··· Data under study ···

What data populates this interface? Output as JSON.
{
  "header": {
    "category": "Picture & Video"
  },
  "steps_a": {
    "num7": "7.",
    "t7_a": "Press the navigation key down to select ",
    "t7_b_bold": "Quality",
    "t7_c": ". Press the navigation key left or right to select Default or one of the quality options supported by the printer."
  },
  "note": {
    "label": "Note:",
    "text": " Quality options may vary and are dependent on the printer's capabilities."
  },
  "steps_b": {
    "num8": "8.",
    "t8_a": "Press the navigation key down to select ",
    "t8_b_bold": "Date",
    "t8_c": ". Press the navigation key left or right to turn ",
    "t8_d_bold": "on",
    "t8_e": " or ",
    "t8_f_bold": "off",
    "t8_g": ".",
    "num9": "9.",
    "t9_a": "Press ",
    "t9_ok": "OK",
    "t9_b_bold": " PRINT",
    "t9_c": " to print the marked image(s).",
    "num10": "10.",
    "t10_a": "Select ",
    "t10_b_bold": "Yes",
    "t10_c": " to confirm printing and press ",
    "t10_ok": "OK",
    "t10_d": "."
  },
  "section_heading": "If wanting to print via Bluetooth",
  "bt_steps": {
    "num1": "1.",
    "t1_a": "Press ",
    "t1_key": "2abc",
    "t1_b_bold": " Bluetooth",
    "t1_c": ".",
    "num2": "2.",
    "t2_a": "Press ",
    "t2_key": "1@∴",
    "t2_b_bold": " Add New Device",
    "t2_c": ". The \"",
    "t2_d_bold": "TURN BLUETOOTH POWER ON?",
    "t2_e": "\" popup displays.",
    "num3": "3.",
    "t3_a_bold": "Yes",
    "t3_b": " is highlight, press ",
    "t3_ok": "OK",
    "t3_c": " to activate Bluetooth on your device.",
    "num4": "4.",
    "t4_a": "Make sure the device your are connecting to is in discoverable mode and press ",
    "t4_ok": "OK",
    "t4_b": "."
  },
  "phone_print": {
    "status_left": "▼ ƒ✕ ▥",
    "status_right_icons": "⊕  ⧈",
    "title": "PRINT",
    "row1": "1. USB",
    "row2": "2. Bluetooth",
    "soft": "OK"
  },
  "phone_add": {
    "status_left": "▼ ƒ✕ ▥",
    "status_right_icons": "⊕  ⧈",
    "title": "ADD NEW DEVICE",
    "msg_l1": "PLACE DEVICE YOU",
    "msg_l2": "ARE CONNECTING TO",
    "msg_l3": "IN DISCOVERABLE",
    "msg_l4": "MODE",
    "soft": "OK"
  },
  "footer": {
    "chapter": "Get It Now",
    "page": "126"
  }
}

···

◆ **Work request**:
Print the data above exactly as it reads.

◆ **The completed task**:
What data populates this interface? Output as JSON.
{
  "header": {
    "category": "Picture & Video"
  },
  "steps_a": {
    "num7": "7.",
    "t7_a": "Press the navigation key down to select ",
    "t7_b_bold": "Quality",
    "t7_c": ". Press the navigation key left or right to select Default or one of the quality options supported by the printer."
  },
  "note": {
    "label": "Note:",
    "text": " Quality options may vary and are dependent on the printer's capabilities."
  },
  "steps_b": {
    "num8": "8.",
    "t8_a": "Press the navigation key down to select ",
    "t8_b_bold": "Date",
    "t8_c": ". Press the navigation key left or right to turn ",
    "t8_d_bold": "on",
    "t8_e": " or ",
    "t8_f_bold": "off",
    "t8_g": ".",
    "num9": "9.",
    "t9_a": "Press ",
    "t9_ok": "OK",
    "t9_b_bold": " PRINT",
    "t9_c": " to print the marked image(s).",
    "num10": "10.",
    "t10_a": "Select ",
    "t10_b_bold": "Yes",
    "t10_c": " to confirm printing and press ",
    "t10_ok": "OK",
    "t10_d": "."
  },
  "section_heading": "If wanting to print via Bluetooth",
  "bt_steps": {
    "num1": "1.",
    "t1_a": "Press ",
    "t1_key": "2abc",
    "t1_b_bold": " Bluetooth",
    "t1_c": ".",
    "num2": "2.",
    "t2_a": "Press ",
    "t2_key": "1@∴",
    "t2_b_bold": " Add New Device",
    "t2_c": ". The \"",
    "t2_d_bold": "TURN BLUETOOTH POWER ON?",
    "t2_e": "\" popup displays.",
    "num3": "3.",
    "t3_a_bold": "Yes",
    "t3_b": " is highlight, press ",
    "t3_ok": "OK",
    "t3_c": " to activate Bluetooth on your device.",
    "num4": "4.",
    "t4_a": "Make sure the device your are connecting to is in discoverable mode and press ",
    "t4_ok": "OK",
    "t4_b": "."
  },
  "phone_print": {
    "status_left": "▼ ƒ✕ ▥",
    "status_right_icons": "⊕  ⧈",
    "title": "PRINT",
    "row1": "1. USB",
    "row2": "2. Bluetooth",
    "soft": "OK"
  },
  "phone_add": {
    "status_left": "▼ ƒ✕ ▥",
    "status_right_icons": "⊕  ⧈",
    "title": "ADD NEW DEVICE",
    "msg_l1": "PLACE DEVICE YOU",
    "msg_l2": "ARE CONNECTING TO",
    "msg_l3": "IN DISCOVERABLE",
    "msg_l4": "MODE",
    "soft": "OK"
  },
  "footer": {
    "chapter": "Get It Now",
    "page": "126"
  }
}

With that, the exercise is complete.